### PROBLEM STATEMENT
Scan the data below and state how many of its lines contain the word "icon", giving only the figure.

--------

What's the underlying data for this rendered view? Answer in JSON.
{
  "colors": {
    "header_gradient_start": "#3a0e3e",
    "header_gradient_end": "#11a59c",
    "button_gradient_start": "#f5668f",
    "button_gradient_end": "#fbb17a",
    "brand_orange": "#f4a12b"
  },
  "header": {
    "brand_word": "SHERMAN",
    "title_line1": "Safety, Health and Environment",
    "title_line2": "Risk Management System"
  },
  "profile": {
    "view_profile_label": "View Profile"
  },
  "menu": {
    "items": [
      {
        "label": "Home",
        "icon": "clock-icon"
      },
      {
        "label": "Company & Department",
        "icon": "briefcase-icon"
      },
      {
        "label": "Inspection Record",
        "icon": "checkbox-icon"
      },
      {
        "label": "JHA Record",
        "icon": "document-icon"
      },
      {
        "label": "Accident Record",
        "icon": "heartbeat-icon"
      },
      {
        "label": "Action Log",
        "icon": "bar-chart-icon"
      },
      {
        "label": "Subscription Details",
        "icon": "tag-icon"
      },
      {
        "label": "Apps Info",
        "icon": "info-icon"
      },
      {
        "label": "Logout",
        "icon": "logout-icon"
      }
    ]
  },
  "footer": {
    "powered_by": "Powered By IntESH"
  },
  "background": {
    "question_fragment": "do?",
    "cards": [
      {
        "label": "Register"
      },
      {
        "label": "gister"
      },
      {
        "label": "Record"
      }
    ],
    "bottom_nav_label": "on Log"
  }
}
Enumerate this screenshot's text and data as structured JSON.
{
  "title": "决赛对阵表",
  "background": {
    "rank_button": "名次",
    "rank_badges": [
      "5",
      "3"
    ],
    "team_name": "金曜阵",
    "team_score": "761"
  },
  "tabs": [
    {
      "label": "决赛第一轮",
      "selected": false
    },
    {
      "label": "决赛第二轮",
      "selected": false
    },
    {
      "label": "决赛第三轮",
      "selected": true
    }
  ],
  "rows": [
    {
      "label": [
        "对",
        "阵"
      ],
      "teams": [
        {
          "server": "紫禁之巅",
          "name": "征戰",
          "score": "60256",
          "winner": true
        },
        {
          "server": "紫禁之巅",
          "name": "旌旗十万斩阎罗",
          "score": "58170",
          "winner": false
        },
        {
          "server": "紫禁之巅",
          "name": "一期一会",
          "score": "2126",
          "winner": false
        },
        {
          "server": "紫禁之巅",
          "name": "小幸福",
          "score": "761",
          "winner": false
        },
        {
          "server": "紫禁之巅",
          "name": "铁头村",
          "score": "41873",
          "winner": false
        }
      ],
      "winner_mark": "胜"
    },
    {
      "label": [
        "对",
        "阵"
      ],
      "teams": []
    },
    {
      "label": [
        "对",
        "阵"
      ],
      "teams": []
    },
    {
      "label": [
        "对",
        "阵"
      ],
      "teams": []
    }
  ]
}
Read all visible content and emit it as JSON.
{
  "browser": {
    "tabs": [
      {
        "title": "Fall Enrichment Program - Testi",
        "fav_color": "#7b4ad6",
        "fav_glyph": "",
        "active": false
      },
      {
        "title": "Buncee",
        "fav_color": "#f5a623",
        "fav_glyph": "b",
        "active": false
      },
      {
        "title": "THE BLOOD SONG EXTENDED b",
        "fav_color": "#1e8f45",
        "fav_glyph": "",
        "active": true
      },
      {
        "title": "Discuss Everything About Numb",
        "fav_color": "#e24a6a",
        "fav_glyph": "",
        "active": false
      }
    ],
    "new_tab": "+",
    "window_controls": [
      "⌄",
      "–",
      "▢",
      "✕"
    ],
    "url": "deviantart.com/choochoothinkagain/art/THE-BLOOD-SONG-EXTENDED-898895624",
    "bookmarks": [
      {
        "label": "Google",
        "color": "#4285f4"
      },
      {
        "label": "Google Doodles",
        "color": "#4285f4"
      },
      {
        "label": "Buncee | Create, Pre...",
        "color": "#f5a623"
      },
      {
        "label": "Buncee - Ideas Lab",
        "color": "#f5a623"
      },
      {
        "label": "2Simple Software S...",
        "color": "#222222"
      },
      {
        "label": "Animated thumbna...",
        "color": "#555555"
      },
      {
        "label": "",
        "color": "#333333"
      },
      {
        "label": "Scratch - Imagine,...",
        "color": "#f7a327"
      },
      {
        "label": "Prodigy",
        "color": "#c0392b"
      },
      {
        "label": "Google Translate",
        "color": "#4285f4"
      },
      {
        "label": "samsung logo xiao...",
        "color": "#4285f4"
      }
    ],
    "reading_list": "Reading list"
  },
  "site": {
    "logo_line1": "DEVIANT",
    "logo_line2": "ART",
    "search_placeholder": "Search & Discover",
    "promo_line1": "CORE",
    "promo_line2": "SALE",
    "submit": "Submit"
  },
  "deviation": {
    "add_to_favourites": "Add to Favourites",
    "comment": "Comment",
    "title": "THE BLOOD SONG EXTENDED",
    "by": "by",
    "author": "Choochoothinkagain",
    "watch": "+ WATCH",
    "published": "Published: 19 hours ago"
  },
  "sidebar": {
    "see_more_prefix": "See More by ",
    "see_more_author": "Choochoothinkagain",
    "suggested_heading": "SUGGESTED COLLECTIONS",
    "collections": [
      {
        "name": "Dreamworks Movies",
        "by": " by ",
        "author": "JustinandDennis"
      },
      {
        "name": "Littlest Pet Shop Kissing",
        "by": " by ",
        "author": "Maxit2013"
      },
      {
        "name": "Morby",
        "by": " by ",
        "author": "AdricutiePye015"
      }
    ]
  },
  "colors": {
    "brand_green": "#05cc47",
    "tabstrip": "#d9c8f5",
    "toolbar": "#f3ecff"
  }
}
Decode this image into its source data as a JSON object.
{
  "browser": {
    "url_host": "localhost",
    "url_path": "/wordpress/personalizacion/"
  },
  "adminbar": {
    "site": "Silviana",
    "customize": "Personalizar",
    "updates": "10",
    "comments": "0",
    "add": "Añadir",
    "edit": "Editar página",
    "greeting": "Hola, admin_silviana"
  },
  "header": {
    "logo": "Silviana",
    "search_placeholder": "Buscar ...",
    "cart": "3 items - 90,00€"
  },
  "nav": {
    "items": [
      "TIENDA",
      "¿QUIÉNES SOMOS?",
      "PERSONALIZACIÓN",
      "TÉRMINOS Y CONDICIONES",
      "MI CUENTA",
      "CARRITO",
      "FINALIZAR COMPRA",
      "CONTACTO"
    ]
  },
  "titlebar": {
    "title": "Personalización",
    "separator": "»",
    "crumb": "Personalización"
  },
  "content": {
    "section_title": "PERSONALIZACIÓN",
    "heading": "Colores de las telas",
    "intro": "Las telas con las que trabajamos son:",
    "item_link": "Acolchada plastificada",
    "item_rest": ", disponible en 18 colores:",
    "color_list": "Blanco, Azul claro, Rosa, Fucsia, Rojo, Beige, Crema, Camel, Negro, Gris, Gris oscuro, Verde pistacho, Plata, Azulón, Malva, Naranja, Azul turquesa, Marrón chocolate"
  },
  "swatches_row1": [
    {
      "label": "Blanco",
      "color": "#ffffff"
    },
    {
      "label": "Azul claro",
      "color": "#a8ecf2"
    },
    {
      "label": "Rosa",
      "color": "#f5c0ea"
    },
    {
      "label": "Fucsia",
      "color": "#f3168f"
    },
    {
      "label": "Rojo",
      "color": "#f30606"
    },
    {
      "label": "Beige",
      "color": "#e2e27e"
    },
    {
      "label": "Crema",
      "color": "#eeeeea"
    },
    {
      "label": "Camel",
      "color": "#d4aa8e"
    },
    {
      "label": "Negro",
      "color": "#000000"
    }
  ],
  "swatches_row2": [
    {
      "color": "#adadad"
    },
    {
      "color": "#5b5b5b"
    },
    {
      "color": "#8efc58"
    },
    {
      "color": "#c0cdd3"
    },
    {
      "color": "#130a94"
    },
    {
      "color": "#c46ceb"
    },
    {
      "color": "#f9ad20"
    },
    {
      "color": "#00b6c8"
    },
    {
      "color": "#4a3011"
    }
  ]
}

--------

### THE COMPLETED TASK
9